RECORDS Start Marker
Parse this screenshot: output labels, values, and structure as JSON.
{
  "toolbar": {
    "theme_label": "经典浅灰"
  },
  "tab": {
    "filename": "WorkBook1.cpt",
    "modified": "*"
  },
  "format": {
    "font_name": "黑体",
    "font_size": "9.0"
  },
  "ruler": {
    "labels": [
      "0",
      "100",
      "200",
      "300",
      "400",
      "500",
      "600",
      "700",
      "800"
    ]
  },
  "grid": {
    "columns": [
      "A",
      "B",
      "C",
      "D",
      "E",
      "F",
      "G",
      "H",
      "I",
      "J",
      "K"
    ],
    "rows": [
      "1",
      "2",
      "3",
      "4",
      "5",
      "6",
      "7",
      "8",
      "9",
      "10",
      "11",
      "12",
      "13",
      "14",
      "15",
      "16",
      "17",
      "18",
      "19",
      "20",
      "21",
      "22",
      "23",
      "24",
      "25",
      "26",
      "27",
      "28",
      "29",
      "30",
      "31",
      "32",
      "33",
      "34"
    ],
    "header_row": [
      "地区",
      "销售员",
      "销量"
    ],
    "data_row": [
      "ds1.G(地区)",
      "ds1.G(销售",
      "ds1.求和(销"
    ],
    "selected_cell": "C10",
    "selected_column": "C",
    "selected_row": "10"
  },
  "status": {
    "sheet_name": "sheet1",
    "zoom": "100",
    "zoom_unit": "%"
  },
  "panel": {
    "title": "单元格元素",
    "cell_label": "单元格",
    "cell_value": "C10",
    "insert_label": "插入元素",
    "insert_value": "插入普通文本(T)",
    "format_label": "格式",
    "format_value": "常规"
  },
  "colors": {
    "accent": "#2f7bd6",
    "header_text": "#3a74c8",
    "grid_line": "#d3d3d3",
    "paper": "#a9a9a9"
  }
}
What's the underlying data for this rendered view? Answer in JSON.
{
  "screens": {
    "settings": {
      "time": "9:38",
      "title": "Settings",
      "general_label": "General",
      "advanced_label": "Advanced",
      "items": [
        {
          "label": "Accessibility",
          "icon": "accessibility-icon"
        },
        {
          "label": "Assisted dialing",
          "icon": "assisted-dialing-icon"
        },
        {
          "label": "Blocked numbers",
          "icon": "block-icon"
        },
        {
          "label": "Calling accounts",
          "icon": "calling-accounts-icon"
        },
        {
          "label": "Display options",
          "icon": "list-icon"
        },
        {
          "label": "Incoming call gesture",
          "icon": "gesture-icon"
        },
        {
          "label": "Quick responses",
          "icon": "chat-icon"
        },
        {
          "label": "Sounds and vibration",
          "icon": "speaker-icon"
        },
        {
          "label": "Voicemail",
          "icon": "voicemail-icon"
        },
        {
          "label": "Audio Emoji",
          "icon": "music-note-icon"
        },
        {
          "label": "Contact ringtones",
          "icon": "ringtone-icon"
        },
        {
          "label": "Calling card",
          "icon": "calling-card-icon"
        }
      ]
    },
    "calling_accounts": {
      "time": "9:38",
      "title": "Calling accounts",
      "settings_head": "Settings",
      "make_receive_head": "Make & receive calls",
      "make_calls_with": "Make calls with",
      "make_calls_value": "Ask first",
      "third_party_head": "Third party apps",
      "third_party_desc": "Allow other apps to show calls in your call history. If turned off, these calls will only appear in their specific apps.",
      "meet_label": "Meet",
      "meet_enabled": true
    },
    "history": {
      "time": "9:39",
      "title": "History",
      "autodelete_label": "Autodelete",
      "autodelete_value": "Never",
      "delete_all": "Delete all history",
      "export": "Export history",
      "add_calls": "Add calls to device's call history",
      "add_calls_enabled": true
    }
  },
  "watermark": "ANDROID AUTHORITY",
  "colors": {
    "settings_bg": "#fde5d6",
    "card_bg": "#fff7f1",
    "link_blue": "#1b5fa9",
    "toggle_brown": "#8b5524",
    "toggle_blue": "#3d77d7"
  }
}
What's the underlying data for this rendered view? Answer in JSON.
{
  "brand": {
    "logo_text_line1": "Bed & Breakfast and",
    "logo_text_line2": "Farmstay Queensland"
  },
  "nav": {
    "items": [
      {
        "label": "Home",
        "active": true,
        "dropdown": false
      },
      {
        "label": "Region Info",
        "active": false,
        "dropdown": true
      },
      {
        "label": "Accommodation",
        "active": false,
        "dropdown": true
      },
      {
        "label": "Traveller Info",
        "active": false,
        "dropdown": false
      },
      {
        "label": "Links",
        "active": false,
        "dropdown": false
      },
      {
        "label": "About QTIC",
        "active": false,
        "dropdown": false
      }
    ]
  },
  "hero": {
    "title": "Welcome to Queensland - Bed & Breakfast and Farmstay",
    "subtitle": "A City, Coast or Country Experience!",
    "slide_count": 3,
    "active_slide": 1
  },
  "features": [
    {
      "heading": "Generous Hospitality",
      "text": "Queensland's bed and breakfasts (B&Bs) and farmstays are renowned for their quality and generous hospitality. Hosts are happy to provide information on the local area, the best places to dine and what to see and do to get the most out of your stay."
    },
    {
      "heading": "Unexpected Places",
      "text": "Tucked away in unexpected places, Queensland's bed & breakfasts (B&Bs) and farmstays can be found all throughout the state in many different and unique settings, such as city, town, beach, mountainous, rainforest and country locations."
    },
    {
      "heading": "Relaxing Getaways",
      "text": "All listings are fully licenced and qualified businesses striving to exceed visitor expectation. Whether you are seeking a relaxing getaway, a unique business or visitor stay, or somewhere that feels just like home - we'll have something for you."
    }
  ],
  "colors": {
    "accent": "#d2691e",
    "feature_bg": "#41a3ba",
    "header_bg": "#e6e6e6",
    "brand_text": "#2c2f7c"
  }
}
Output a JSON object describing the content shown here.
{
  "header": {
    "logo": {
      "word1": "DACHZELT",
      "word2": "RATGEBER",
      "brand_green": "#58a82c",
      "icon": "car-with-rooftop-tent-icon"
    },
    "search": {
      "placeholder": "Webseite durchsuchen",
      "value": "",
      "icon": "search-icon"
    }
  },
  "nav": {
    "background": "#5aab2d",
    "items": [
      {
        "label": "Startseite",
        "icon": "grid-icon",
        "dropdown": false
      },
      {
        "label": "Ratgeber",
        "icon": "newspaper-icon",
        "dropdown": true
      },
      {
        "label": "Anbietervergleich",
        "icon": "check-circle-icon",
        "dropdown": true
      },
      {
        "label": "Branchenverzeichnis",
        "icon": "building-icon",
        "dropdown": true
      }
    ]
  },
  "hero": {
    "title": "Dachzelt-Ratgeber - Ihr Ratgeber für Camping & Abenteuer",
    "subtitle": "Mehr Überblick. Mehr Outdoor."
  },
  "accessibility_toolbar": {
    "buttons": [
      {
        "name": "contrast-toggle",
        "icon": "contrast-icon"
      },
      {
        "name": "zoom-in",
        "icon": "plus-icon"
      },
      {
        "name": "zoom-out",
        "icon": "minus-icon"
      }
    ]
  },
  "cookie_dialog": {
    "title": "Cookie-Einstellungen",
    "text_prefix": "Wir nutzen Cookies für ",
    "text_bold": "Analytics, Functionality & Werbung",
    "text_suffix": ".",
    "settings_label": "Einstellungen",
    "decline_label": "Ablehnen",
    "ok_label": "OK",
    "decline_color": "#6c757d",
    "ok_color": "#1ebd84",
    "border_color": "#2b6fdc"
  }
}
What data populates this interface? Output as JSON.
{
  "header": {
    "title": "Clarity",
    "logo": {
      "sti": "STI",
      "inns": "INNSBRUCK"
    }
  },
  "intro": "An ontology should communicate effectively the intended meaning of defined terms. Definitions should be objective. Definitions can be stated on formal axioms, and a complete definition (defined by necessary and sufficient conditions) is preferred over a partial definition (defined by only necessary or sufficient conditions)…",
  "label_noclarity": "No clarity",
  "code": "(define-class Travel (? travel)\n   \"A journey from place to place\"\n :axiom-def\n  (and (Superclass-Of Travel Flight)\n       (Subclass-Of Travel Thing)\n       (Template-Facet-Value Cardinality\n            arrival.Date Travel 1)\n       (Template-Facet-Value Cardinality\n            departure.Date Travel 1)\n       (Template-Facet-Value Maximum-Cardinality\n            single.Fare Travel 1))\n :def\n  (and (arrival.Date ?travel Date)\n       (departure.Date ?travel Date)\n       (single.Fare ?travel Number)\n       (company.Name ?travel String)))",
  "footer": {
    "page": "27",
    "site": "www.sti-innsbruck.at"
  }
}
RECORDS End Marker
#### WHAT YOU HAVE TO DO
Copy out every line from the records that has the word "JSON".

#### EXERCISE OUTPUT
Parse this screenshot: output labels, values, and structure as JSON.
What's the underlying data for this rendered view? Answer in JSON.
What's the underlying data for this rendered view? Answer in JSON.
Output a JSON object describing the content shown here.
What data populates this interface? Output as JSON.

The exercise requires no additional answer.